Forest Formation

Forest Formation

Author of name: MACREADY (G. A.) (1921). Petroleum Industry of Trinidad. Trans. Amer. Inst. Min. Eng., vol. 65, p. 64.
Type locality: Forest oilfield, Fyzabad.
Thickness: About 2 900 feet.
MACREADY’S Forest clay of about 500 feet thickness is a blue and gray clay often very sticky and forms the imper¬vious cover over the Stollmeyer Oil Zone (now known as Forest sand). It is separated (torn the overlying Morne l’Enfer formation by a great unconformity but this is difficult to detect owing to the clayey non-resistant nature of the strata.
WARING (1926, p. 62) correlates the Forest or Lot One clay with his Red weathering Clay and together with the Forest Sands A-L) arrives at a thickness of about 1 100 feet for the Forest field.
LIDDLE (1928, p. 471) correlates his Forest formation with the Naparima formation, which in turn rests on Oligocene marls The Morne l’Enfer Sand, which he considers to form the basal member of the Moraga formation superimposes the Forest formation. He includes the Cruse oil zone (Sand G) in his Forest formation and places his Intermediate Clay between the Cruse sand and Forest Sand The Forest, or Cyclammina Clay forms the top of the Forest formation and carries 4 a great number of forarninifera, amongst which Cyclammina cancellata is most abundant. The thickness of the Forest clay is about 800 feet and for the total thickness of the Forest formation
2940 feet is given.
JEANNET (1928) reports two echinoids, Brissopsis jimenoi and Klelnia spec. from the Forest clay and BERRY (1925b) a number of plant leaves from Forest clay and Forest sand. Otherwise larger fossils are relatively rare but cyclic reoccurrences of foraminiferal assemblages are found to represent 1) marine turbid water environments (STAINFORTH, 1948, p. 1317), 2) silt environments and 3) end-of-cycle clear water environments
(SUTER, 1951, p. 209).
The Forest formation of the type area changes in easterly direction into a part of the silts and sands of the Moruga formation (s. str.).
At the type locality the total thickness of the Forest forma¬tion is not more than 2 000 feet (KUGLER, 1953, p. 54). This thick¬ness is subdivided from top to bottom into the following members: 1) Forest silt, 2) Upper Forest clay, 3) Forest sands and 4) Lower Forest clay (Intermediate clay of LIDDLE), (vide K. SCHMID in WILSON, 1940, p. 2103). The Forest formation gene¬rally rests unconformably on the Cruse formation and is followed conformably by the Morne l’Enfer formation.
References: BERRY (E. W.) (1925b); WARING (G. A.) (1926); LIDDLE (R. A.) (1928); JEANNET (A.) (1928); WILSON (C. C.) (1940);
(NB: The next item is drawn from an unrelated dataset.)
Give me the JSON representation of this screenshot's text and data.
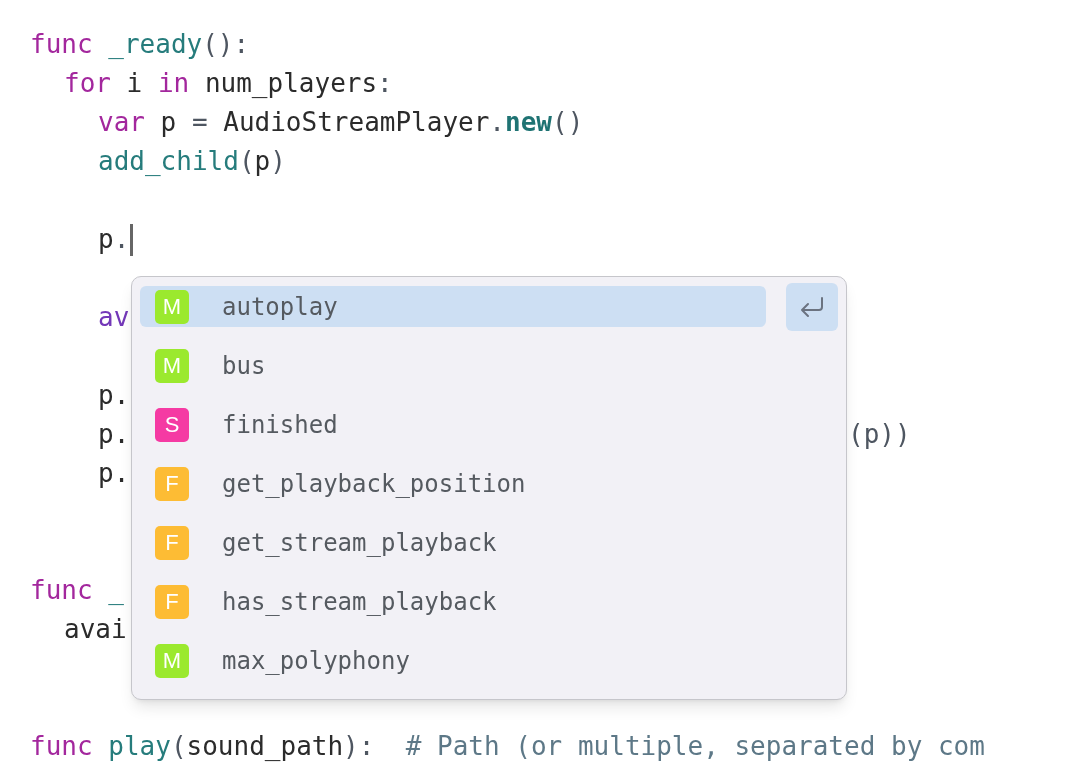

Sediments of the Forest Formation represent cyclical marine deposition under turbid water and clear water environments. Sandstones are strongly foreset bedded and lenticular. In grade they range from fine-medium grained to coarse grained, and are generally poorly sorted. Carbonaceous inclusions are common and residues from side wall cores have yielded glauconite. The sandstones alternate with grey and buff coloured silts and blue-grey and grey-green non-calcareous shales. The latter are frequently lignitic and usually unfossiliferous. Slump structures are common.
Maximum thickness is of the order of 2500 feet. The boundary with the Cruse formation is unconformable.


1. Panoo Trace, Debe.
2. Digity Trace, Debe.
3. Grant Trace area along the Point Fortin Highway

4. Robinson Trace, Woodland